The ministry’s claim was contained in the latest Solid Minerals Development Road Map, which was recently unveiled in Abuja over the weekend, adding that the contribution would be achieved in three phases.
It stated that phase one was to stabilise the sector and rebuild the country’s market confidence between 2016 and 2018.
According to document, the second phase will focus on establishing Nigeria as a competitive African mining and mineral processing centre from 2016 to 2020.
The ministry said the third phase would will enable Nigeria compete in the global market for refined metals and minerals from 2018 to 2030 in addition to selected ore exportation. It said that at the end of the third phase, Nigeria would have built a sustainable, globally competitive mining sector and related processing industry.
The ministry expressed the commitment to use the finite mineral resources in the country to improve the quality of life of Nigerians and earn healthy returns for the mining investor.
It added that its ambition was to be consistent with the tone set for national development expected to create the right conditions for minerals and mining success in the coming decades.
“If well executed, the ambition, combined with realistic plan can unlock value for the Nigerian people with the potential to contribute to the GDP through its significant multiplying effect,” it said.
Speaking recently on the policy road map, the Minister of Mines and Steel Development, Dr. Kayode Fayemi, described the document as a strategic framework that will set a pathway for a viable mining industry in Nigeria.
He noted that Nigeria presently had 44 minerals, of which 7 are of commercial quantity that needs to be developed to drive the industrial base.
Elaborating further on the road map, Fayemi highlighted the key features and focus to include; A strategic plan to coordinate the entire solid minerals value chain, increased regulatory environment that will be favourable to the businesses, ensuring effective partnership between the federal and state government and a broad geosciences database that is bankable.
Fayemi admitted that with the current structure which makes mining exclusive to the Federal government, it was crucial for states to adopt a “Joint Ventures” approach with the private sector to apply for mining leases.
On ensuring transparency and accountability in the industry, the minister assured stakeholders that the “Mining and Minerals Act”, will be enforced to the fullest with all the attendant provisions.
Considering the challenges of financing, he asserted that the ministry has engaged the Central bank to encourage the establishment of mining desks in Nigerian banks, even as it plans a solid minerals fund that should eventually lead to a mining bank.
The minister identified the issues of illegal mining in the country, adding that the road map will explore avenues to actively engage artisanal miners, thereby reducing the incidence.
In the area of the emerging mining and mineral landscape, the minister stressed that developing industrial minerals to support import substitution and manufacturing, will constitute part of the core focus of the ministry.

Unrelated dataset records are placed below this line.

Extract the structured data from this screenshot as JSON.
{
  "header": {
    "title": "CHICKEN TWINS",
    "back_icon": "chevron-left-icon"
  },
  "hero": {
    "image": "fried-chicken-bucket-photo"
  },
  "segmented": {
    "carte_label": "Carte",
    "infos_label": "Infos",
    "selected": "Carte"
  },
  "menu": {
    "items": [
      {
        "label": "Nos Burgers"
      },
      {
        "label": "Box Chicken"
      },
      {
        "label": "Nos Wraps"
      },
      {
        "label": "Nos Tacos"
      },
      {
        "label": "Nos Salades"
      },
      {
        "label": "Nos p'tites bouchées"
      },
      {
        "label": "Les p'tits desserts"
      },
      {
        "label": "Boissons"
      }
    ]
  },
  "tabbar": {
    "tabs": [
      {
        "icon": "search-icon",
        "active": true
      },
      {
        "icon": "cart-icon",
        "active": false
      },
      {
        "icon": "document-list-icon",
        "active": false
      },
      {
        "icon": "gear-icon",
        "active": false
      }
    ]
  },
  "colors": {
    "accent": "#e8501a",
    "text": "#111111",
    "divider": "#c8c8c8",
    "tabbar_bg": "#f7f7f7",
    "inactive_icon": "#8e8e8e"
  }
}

The 7 strategic solid minerals of commercial quantity identified by the ministry for development are coal, limestone, lead/zinc, bitumen, barytes, gold and iron ore.